◆ **What you should do**: Check every line of the data for the word "rest", and copy those that have it.
*** Opening of Records to process ***
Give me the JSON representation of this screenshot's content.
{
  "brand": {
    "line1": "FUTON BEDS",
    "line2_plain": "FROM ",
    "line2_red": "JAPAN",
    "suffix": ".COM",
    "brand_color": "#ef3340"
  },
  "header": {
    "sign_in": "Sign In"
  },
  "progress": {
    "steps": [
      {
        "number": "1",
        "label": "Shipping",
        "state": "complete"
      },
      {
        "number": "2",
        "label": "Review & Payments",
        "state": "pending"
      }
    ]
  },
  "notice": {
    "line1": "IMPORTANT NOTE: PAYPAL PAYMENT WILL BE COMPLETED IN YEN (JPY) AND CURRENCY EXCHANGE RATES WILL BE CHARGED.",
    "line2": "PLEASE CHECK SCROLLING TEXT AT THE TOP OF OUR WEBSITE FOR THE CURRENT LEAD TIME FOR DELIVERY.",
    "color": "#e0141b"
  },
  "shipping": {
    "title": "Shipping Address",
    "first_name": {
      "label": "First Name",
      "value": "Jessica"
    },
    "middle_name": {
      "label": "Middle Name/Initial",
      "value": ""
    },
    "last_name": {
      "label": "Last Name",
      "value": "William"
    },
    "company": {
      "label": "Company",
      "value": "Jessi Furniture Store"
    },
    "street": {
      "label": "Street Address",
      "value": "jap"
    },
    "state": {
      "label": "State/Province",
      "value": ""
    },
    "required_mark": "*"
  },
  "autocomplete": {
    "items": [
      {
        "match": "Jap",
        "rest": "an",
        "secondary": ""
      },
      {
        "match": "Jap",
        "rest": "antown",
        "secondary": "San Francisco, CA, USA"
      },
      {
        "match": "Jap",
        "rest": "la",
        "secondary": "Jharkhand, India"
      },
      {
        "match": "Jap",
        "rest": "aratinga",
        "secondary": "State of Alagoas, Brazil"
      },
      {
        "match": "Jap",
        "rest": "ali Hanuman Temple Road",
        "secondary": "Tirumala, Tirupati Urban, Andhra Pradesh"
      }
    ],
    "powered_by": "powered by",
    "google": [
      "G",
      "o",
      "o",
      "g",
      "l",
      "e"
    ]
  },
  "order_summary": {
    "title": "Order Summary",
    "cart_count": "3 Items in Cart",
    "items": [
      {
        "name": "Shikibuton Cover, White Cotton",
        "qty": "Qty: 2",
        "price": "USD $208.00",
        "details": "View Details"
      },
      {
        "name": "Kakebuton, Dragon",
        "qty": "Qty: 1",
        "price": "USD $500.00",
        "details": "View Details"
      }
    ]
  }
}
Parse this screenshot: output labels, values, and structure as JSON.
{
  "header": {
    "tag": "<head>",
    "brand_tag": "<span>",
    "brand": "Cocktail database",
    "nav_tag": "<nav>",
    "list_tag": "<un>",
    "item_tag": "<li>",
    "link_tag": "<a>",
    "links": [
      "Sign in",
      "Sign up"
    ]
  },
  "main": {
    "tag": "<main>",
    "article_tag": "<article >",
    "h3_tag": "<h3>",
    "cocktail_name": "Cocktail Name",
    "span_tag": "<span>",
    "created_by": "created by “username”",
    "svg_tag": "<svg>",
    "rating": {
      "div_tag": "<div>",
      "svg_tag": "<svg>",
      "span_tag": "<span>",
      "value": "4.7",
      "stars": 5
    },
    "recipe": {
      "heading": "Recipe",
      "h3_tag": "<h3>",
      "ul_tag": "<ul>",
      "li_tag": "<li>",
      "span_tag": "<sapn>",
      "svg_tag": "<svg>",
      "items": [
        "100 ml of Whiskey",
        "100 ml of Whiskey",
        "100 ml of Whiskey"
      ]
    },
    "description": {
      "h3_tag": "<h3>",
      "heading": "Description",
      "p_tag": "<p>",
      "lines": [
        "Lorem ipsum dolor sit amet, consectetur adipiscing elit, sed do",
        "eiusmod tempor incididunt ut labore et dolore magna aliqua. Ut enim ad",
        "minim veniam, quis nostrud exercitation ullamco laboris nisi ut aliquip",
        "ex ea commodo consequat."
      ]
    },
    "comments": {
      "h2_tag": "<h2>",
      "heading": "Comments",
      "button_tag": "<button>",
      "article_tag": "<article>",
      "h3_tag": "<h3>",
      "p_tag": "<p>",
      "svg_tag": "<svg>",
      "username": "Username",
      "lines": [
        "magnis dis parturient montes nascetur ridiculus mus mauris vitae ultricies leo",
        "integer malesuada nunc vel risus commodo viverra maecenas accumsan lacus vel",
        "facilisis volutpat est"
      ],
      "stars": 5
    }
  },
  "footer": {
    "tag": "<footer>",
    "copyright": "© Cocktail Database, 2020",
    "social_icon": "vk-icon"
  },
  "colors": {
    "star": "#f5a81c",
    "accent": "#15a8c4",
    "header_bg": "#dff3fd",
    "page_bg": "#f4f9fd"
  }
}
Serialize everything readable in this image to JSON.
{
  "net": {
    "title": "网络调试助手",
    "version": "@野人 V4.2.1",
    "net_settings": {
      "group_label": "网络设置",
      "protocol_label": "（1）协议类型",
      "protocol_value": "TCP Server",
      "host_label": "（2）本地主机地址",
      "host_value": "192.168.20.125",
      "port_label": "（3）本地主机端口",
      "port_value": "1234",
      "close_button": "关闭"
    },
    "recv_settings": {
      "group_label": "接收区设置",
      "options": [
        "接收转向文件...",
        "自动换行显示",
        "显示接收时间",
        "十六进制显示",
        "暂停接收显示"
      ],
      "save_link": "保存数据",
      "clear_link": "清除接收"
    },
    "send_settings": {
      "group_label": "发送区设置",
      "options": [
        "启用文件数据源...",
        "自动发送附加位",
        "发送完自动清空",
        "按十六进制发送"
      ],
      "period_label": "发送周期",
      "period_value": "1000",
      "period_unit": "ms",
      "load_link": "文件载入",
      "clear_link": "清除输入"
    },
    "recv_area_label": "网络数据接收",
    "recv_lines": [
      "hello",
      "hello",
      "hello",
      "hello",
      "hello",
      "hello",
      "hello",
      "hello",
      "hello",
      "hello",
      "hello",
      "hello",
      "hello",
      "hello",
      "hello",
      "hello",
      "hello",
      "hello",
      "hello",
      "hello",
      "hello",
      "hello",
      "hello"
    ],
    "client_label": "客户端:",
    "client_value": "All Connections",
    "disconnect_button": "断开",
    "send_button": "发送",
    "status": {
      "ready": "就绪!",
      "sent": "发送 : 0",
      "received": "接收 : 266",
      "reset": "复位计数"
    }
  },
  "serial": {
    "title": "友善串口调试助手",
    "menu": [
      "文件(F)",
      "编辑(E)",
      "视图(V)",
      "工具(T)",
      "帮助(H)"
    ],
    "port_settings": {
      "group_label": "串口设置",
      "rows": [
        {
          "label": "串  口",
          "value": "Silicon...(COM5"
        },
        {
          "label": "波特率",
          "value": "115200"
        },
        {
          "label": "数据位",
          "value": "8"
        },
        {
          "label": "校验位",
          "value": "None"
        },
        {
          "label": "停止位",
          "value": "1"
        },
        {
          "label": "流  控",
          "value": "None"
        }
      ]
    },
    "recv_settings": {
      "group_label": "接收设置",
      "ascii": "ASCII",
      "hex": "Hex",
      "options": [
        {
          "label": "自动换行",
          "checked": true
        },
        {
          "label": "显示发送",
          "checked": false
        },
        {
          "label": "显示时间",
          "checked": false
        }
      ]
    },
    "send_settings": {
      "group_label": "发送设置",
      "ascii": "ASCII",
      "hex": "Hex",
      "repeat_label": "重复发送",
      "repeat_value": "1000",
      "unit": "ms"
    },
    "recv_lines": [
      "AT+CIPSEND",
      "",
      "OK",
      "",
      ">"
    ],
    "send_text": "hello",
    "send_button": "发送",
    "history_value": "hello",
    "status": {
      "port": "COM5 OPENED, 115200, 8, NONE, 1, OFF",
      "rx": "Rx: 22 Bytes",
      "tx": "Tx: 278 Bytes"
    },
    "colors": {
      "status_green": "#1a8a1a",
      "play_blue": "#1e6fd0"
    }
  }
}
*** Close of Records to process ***
◆ **Solution**:
        "rest": "an",
        "rest": "antown",
        "rest": "la",
        "rest": "aratinga",
        "rest": "ali Hanuman Temple Road",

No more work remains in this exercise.